We acknowledge that we live and work on unceded Indigenous territories and we thank the Musqueam, Squamish and Tsleil-Waututh Nations for their hospitality.

Index

Results (576)

Book Review

Kropotkin and Canada

In this translated monograph, Alexey Gennadievich Ivanov depicts the travels of the famous anarchist theoretician Peter Alexeyevich Kropotkin (1842-1921) in Canada during 1897. Drawing on a recently uncovered archive, Ivanov details Kropotkin’s impressions of Canada,...

Review by Yotam Ronen


Book Review

Reading the Diaries of Henry Trent: The Everyday Life of a Canadian Englishman, 1842-1898

In Reading the Diaries of Henry Trent, historian Jack Little asks what can be learned from the diaries of a settler who “failed to adapt” to the transformations of the Victorian era and whose life,...

Review by Alice Louise Gorton


Book Review

Quietly Shrinking Cities: Canadian Urban Population Loss in an Age of Growth

Growth is good and small is beautiful.

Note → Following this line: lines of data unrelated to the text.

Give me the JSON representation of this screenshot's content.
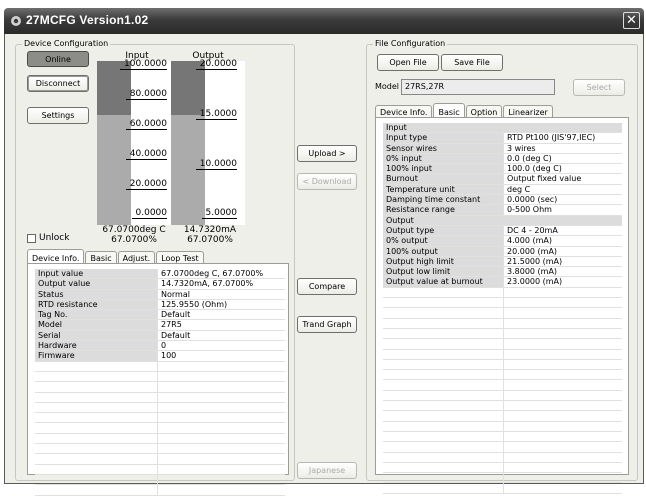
{
  "window": {
    "title": "27MCFG Version1.02",
    "close_glyph": "✕"
  },
  "device_config": {
    "label": "Device Configuration",
    "online_label": "Online",
    "disconnect_label": "Disconnect",
    "settings_label": "Settings",
    "unlock_label": "Unlock",
    "input_bar": {
      "header": "Input",
      "ticks": [
        "100.0000",
        "80.0000",
        "60.0000",
        "40.0000",
        "20.0000",
        "0.0000"
      ],
      "level_percent": 67.07,
      "value_text": "67.0700deg C",
      "percent_text": "67.0700%"
    },
    "output_bar": {
      "header": "Output",
      "ticks": [
        "20.0000",
        "15.0000",
        "10.0000",
        "5.0000"
      ],
      "level_percent": 67.07,
      "value_text": "14.7320mA",
      "percent_text": "67.0700%"
    },
    "tabs": [
      "Device Info.",
      "Basic",
      "Adjust.",
      "Loop Test"
    ],
    "info_rows": [
      {
        "label": "Input value",
        "value": "67.0700deg C, 67.0700%"
      },
      {
        "label": "Output value",
        "value": "14.7320mA, 67.0700%"
      },
      {
        "label": "Status",
        "value": "Normal"
      },
      {
        "label": "RTD resistance",
        "value": "125.9550 (Ohm)"
      },
      {
        "label": "Tag No.",
        "value": "Default"
      },
      {
        "label": "Model",
        "value": "27R5"
      },
      {
        "label": "Serial",
        "value": "Default"
      },
      {
        "label": "Hardware",
        "value": "0"
      },
      {
        "label": "Firmware",
        "value": "100"
      }
    ]
  },
  "middle": {
    "upload_label": "Upload >",
    "download_label": "< Download",
    "compare_label": "Compare",
    "trend_label": "Trand Graph",
    "japanese_label": "Japanese"
  },
  "file_config": {
    "label": "File Configuration",
    "open_label": "Open File",
    "save_label": "Save File",
    "model_label": "Model",
    "model_value": "27RS,27R",
    "select_label": "Select",
    "tabs": [
      "Device Info.",
      "Basic",
      "Option",
      "Linearizer"
    ],
    "rows": [
      {
        "section": "Input"
      },
      {
        "label": "Input type",
        "value": "RTD Pt100 (JIS'97,IEC)"
      },
      {
        "label": "Sensor wires",
        "value": "3 wires"
      },
      {
        "label": "0% input",
        "value": "0.0 (deg C)"
      },
      {
        "label": "100% input",
        "value": "100.0 (deg C)"
      },
      {
        "label": "Burnout",
        "value": "Output fixed value"
      },
      {
        "label": "Temperature unit",
        "value": "deg C"
      },
      {
        "label": "Damping time constant",
        "value": "0.0000 (sec)"
      },
      {
        "label": "Resistance range",
        "value": "0-500 Ohm"
      },
      {
        "section": "Output"
      },
      {
        "label": "Output type",
        "value": "DC 4 - 20mA"
      },
      {
        "label": "0% output",
        "value": "4.000 (mA)"
      },
      {
        "label": "100% output",
        "value": "20.000 (mA)"
      },
      {
        "label": "Output high limit",
        "value": "21.5000 (mA)"
      },
      {
        "label": "Output low limit",
        "value": "3.8000 (mA)"
      },
      {
        "label": "Output value at burnout",
        "value": "23.0000 (mA)"
      }
    ]
  },
  "colors": {
    "titlebar": "#3b3b3b",
    "bar_dark": "#7a7a7a",
    "bar_light": "#a8a8a8",
    "bar_mid": "#939393"
  }
}
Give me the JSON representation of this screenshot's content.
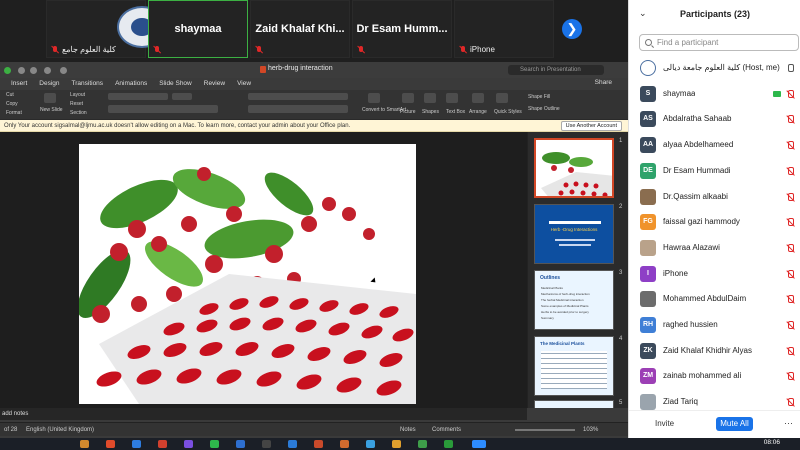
{
  "top_strip": {
    "tiles": [
      {
        "name": "",
        "sub": "كلية العلوم جامع"
      },
      {
        "name": "shaymaa",
        "sub": ""
      },
      {
        "name": "Zaid Khalaf Khi...",
        "sub": ""
      },
      {
        "name": "Dr Esam Humm...",
        "sub": ""
      },
      {
        "name": "",
        "sub": "iPhone"
      }
    ],
    "next_glyph": "❯"
  },
  "ppt": {
    "doc_title": "herb-drug interaction",
    "search_placeholder": "Search in Presentation",
    "menu": [
      "Insert",
      "Design",
      "Transitions",
      "Animations",
      "Slide Show",
      "Review",
      "View"
    ],
    "share_label": "Share",
    "ribbon_labels": {
      "cut": "Cut",
      "copy": "Copy",
      "format": "Format",
      "layout": "Layout",
      "reset": "Reset",
      "section": "Section",
      "new_slide": "New Slide",
      "convert": "Convert to SmartArt",
      "picture": "Picture",
      "shapes": "Shapes",
      "text_box": "Text Box",
      "arrange": "Arrange",
      "quick_styles": "Quick Styles",
      "shape_fill": "Shape Fill",
      "shape_outline": "Shape Outline"
    },
    "notice_text": "Only   Your account sigsalmal@ljmu.ac.uk doesn't allow editing on a Mac. To learn more, contact your admin about your Office plan.",
    "notice_button": "Use Another Account",
    "thumb_numbers": [
      "1",
      "2",
      "3",
      "4",
      "5"
    ],
    "thumb2_title": "Herb -Drug Interactions",
    "thumb3_title": "Outlines",
    "thumb3_items": [
      "Medicinal Plants",
      "Mechanisms of herb-drug interaction",
      "The herbal Medicinal interaction",
      "Some examples of Medicinal Plants",
      "Herbs to be avoided prior to surgery",
      "Summary"
    ],
    "thumb4_title": "The Medicinal Plants",
    "notes_label": "add notes",
    "status": {
      "slide_count": "of 28",
      "language": "English (United Kingdom)",
      "notes": "Notes",
      "comments": "Comments",
      "zoom": "103%"
    }
  },
  "participants": {
    "title": "Participants (23)",
    "search_placeholder": "Find a participant",
    "list": [
      {
        "initials": "",
        "name": "كلية العلوم جامعة ديالى (Host, me)",
        "color": "#ffffff",
        "mic": "on",
        "logo": true
      },
      {
        "initials": "S",
        "name": "shaymaa",
        "color": "#3b4a5c",
        "mic": "off",
        "video": true
      },
      {
        "initials": "AS",
        "name": "Abdalratha Sahaab",
        "color": "#3b4a5c",
        "mic": "off"
      },
      {
        "initials": "AA",
        "name": "alyaa Abdelhameed",
        "color": "#3b4a5c",
        "mic": "off"
      },
      {
        "initials": "DE",
        "name": "Dr Esam Hummadi",
        "color": "#2fa36b",
        "mic": "off"
      },
      {
        "initials": "",
        "name": "Dr.Qassim alkaabi",
        "color": "#8a6d4f",
        "mic": "off"
      },
      {
        "initials": "FG",
        "name": "faissal gazi hammody",
        "color": "#f0932b",
        "mic": "off"
      },
      {
        "initials": "",
        "name": "Hawraa Alazawi",
        "color": "#b9a28a",
        "mic": "off"
      },
      {
        "initials": "I",
        "name": "iPhone",
        "color": "#8e3fc6",
        "mic": "off"
      },
      {
        "initials": "",
        "name": "Mohammed AbdulDaim",
        "color": "#6c6c6c",
        "mic": "off"
      },
      {
        "initials": "RH",
        "name": "raghed hussien",
        "color": "#3f7fd6",
        "mic": "off"
      },
      {
        "initials": "ZK",
        "name": "Zaid Khalaf Khidhir Alyas",
        "color": "#3b4a5c",
        "mic": "off"
      },
      {
        "initials": "ZM",
        "name": "zainab mohammed ali",
        "color": "#9c3fb5",
        "mic": "off"
      },
      {
        "initials": "",
        "name": "Ziad Tariq",
        "color": "#9aa4ad",
        "mic": "off"
      }
    ],
    "invite_label": "Invite",
    "mute_all_label": "Mute All",
    "more_label": "···"
  },
  "taskbar": {
    "time": "08:06"
  },
  "colors": {
    "accent_blue": "#1a73e8",
    "ppt_accent": "#d24726",
    "muted_red": "#e02828"
  }
}
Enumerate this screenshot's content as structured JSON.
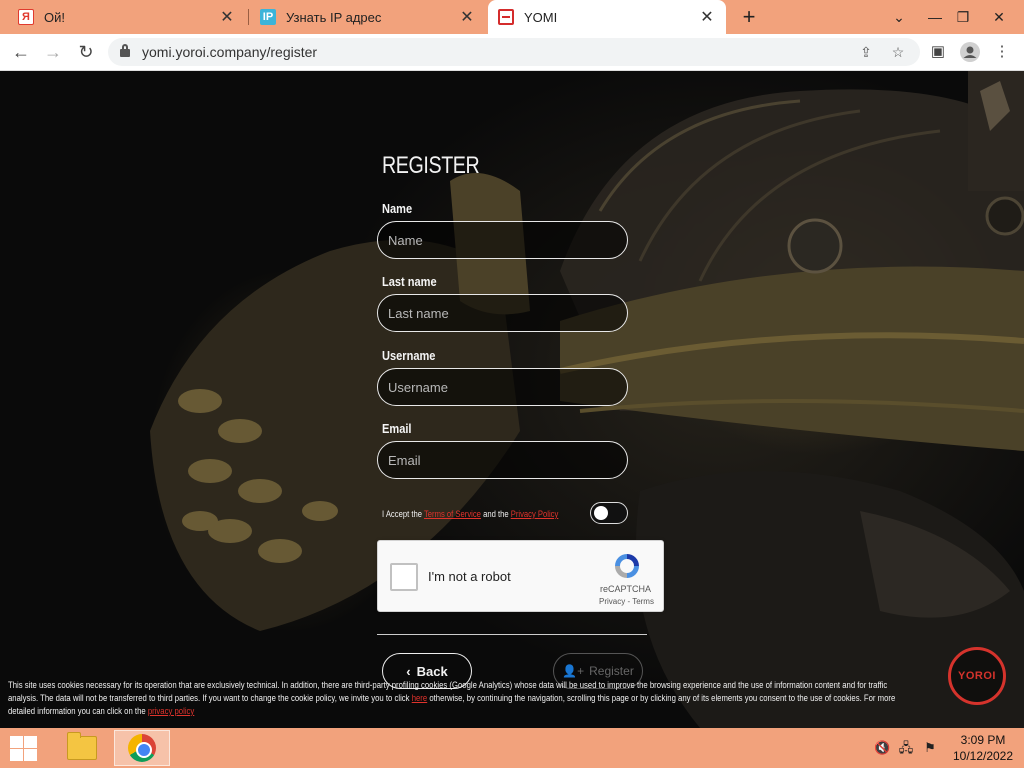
{
  "browser": {
    "tabs": [
      {
        "title": "Ой!",
        "icon": "yandex-icon"
      },
      {
        "title": "Узнать IP адрес",
        "icon": "ip-icon"
      },
      {
        "title": "YOMI",
        "icon": "yomi-icon",
        "active": true
      }
    ],
    "new_tab_symbol": "+",
    "url": "yomi.yoroi.company/register",
    "window_controls": {
      "minimize": "⌄",
      "restore": "❐",
      "close": "✕",
      "tablist": "⌄"
    }
  },
  "form": {
    "title": "REGISTER",
    "fields": [
      {
        "label": "Name",
        "placeholder": "Name",
        "value": ""
      },
      {
        "label": "Last name",
        "placeholder": "Last name",
        "value": ""
      },
      {
        "label": "Username",
        "placeholder": "Username",
        "value": ""
      },
      {
        "label": "Email",
        "placeholder": "Email",
        "value": ""
      }
    ],
    "accept": {
      "prefix": "I Accept the ",
      "terms": "Terms of Service",
      "middle": " and the ",
      "privacy": "Privacy Policy",
      "checked": false
    },
    "captcha": {
      "label": "I'm not a robot",
      "brand": "reCAPTCHA",
      "links": "Privacy - Terms"
    },
    "back_label": "Back",
    "register_label": "Register"
  },
  "logo_text": "YOROI",
  "cookie_notice": {
    "text_before": "This site uses cookies necessary for its operation that are exclusively technical. In addition, there are third-party profiling cookies (Google Analytics) whose data will be used to improve the browsing experience and the use of information content and for traffic analysis. The data will not be transferred to third parties. If you want to change the cookie policy, we invite you to click ",
    "link1": "here",
    "text_middle": " otherwise, by continuing the navigation, scrolling this page or by clicking any of its elements you consent to the use of cookies. For more detailed information you can click on the ",
    "link2": "privacy policy"
  },
  "taskbar": {
    "time": "3:09 PM",
    "date": "10/12/2022"
  },
  "colors": {
    "accent_red": "#d5332c",
    "chrome_frame": "#f2a27c",
    "page_bg": "#0b0b0b"
  }
}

These two mid-twentieth century mottos continue to influence thinking about cities. On balance, Queen’s University geographer Maxwell Hartt would say that the former continues to hold sway more...

Review by John Douglas Belshaw


Book Review

The Bomb in the Wilderness: Photography and the Nuclear Era in Canada

John O’Brian’s recent book on the photographic representation of the nuclear age focuses on the Canadian context and readers with an interest in photography, atomic age culture, and Canadiana will not be disappointed. The Bomb...

Review by Karla McManus


Book Review

A Great Revolutionary Wave: Women and the Vote in British Columbia

A core rationale for this book series, Lara Campbell explains, is the necessity to “tell regional stories” about the women’s suffrage movement (13). Campbell demonstrates, for example, that the absence of a party system in...

Review by Barbara J. Messamore


Book Review

Joseph William McKay: A Métis Business Leader in Colonial British Columbia

In 2003, the Canadian Supreme Court handed down its decision in the case of R. v. Powley, triggering significant new public interest in Métis identity and history outside of the familiar geography of the Canadian...

Review by Carla A. Osborne


Exhibition, Film, and New Media Review

Sounds Japanese Canadian to Me

Sounds Japanese Canadian to Me is a monthly podcast on Japanese Canadian history and culture. Produced and hosted by Raymond Nakamura and staff of the Nikkei National Museum, the episodes are structured as a casual...

Review by Carin Holroyd


Exhibition, Film, and New Media Review

The Nameless Collective Podcast: Exploring History

Season one of the Nameless Collective, which is produced by Manjot Bains of JugniStyle and hosted by intrepid researchers, historians and archival explorers Naveen Girn, Milan Singh and Paneet Singh, evokes past South Asian Canadian...

Review by Satwinder Kaur Bains


reflection

Book Review

The Story of Radio Mind: A Missionary’s Journey on Indigenous Land

Many British Columbians today want to learn more about the history and ongoing legacy of settler colonialism. The news of unmarked graves being located at former residential school sites across Canada has prompted people to...

Review by Sean Carleton


Book Review

Resolve: The Story of the Chelsea Family and a First Nation Community’s Will to Heal

The remains of residential schools are scattered throughout Canada. Indeed, there are only three provinces (Prince Edward Island, New Brunswick, and Newfoundland) that did not house residential schools. There is not an Indigenous community, family,...

Review by Heather MacLeod


Book Review

Able to Lead: Disablement, Radicalism, and the Political Life of E.T. Kingsley

Eugene Thornton Kingsley, an influential socialist in early British Columbia, was 33 years old when he adopted his revolutionary stance.  Employed as a brakeman on a railway in rural Montana in 1890, he fell between...

Review by Janet Nicol


Book Review

Rivers Run Through Us: A Natural and Human History of Great Rivers of North America

Eric B. Taylor’s Rivers Run Through Us: A Natural and Human History of Great Rivers of North America is a synthetic survey of ten waterways. In these fluid vignettes, the author covers the foundational importance...

Review by Daniel Macfarlane


Exhibition, Film, and New Media Review

Now Is the Time

In the extraordinary short film Now Is the Time, Haida filmmaker Christopher Auchter brings to the screen a moving story of renewal through the restoration and re-editing of footage from the National Film Board of...

Review by Kristin L. Dowell


museums repatriation aboriginal self government colonialism settler colonialism aboriginal art aboriginal rights Haida Indigenous worlds

Book Review

Sisters of the Ice: The True Story of How St. Roch and North Star of Herschel Island Protected Canadian Arctic Sovereignty

The polar north continues to have an enduring fascination for geopoliticians, tourists and mariners. Readers of history and other disciplines attracted to this subject abound. The navigation and search for a Northwest Passage is one...

Review by Barry Gough


photo essay